**What needs to be done:**
Your task is to copy every line of the entries that contains "create".

[[ Task input open ]]

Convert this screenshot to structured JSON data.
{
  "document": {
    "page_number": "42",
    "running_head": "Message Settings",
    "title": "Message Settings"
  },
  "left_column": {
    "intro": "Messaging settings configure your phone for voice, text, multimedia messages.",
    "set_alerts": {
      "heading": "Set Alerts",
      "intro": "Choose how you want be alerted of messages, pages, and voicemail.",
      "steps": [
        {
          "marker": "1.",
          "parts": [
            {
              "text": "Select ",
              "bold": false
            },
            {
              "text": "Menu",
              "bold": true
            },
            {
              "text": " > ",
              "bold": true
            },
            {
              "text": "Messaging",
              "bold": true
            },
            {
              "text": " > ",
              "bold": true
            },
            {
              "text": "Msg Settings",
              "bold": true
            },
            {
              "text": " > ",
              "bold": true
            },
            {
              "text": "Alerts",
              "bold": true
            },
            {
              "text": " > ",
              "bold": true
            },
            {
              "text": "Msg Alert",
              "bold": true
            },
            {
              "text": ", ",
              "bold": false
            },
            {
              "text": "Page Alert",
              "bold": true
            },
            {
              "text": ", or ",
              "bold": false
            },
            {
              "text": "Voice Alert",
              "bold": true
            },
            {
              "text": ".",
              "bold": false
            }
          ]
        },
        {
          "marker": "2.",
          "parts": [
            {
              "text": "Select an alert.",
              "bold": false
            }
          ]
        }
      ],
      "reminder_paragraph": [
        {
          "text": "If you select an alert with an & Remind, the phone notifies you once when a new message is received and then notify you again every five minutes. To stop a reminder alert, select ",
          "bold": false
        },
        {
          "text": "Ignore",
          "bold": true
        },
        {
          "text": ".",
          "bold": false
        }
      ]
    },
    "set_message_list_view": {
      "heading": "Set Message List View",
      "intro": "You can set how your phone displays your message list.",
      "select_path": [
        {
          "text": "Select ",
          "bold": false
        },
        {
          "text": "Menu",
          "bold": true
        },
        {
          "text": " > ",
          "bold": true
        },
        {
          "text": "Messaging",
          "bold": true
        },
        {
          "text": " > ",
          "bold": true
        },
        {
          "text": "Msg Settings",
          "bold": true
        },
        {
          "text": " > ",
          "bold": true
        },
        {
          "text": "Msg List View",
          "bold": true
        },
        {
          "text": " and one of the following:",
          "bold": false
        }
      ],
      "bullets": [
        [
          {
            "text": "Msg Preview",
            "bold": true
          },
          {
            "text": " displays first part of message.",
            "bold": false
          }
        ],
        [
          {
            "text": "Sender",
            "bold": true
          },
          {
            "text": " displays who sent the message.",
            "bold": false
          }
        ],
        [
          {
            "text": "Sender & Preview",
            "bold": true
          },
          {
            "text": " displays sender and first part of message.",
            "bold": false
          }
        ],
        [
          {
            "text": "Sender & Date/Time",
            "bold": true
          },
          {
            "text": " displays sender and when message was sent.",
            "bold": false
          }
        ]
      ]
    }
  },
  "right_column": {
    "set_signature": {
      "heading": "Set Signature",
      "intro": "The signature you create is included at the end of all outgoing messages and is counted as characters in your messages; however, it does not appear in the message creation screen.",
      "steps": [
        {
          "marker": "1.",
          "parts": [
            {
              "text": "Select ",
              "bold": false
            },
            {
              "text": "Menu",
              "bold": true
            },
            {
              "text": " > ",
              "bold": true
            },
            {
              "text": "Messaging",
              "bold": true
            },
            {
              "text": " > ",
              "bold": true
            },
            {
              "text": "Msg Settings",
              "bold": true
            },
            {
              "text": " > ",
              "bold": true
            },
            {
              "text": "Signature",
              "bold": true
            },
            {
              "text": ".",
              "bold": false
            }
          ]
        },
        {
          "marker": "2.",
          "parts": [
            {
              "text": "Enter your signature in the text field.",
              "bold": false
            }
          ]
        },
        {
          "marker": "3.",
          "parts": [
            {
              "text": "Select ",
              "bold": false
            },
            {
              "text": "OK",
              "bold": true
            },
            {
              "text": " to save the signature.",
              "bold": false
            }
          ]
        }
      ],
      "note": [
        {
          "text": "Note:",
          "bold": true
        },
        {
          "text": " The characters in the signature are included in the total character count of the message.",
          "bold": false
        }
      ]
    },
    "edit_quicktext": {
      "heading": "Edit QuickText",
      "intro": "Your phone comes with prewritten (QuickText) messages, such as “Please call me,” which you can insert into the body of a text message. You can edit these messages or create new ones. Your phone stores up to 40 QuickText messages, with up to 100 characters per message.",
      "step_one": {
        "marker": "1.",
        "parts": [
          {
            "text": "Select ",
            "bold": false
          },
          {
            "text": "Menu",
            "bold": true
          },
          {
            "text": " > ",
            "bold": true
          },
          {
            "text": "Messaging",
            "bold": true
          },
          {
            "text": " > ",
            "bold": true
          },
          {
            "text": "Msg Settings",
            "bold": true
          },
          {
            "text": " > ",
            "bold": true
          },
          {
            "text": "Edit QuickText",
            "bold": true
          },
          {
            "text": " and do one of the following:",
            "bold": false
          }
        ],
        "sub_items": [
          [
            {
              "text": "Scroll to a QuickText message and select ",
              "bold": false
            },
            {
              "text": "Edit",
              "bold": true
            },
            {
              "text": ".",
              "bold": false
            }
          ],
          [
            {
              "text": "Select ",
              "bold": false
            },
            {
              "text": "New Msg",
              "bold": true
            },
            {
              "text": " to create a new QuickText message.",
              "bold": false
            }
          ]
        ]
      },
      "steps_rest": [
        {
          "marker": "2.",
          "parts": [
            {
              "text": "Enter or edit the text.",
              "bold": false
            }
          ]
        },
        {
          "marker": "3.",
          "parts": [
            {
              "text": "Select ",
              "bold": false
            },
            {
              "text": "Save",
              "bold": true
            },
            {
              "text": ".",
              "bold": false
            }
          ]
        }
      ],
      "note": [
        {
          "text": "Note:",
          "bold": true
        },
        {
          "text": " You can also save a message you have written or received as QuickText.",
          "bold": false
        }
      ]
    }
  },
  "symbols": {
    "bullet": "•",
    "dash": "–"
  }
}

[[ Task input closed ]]

**Exercise output:**
      "intro": "The signature you create is included at the end of all outgoing messages and is counted as characters in your messages; however, it does not appear in the message creation screen.",
      "intro": "Your phone comes with prewritten (QuickText) messages, such as “Please call me,” which you can insert into the body of a text message. You can edit these messages or create new ones. Your phone stores up to 40 QuickText messages, with up to 100 characters per message.",
              "text": " to create a new QuickText message.",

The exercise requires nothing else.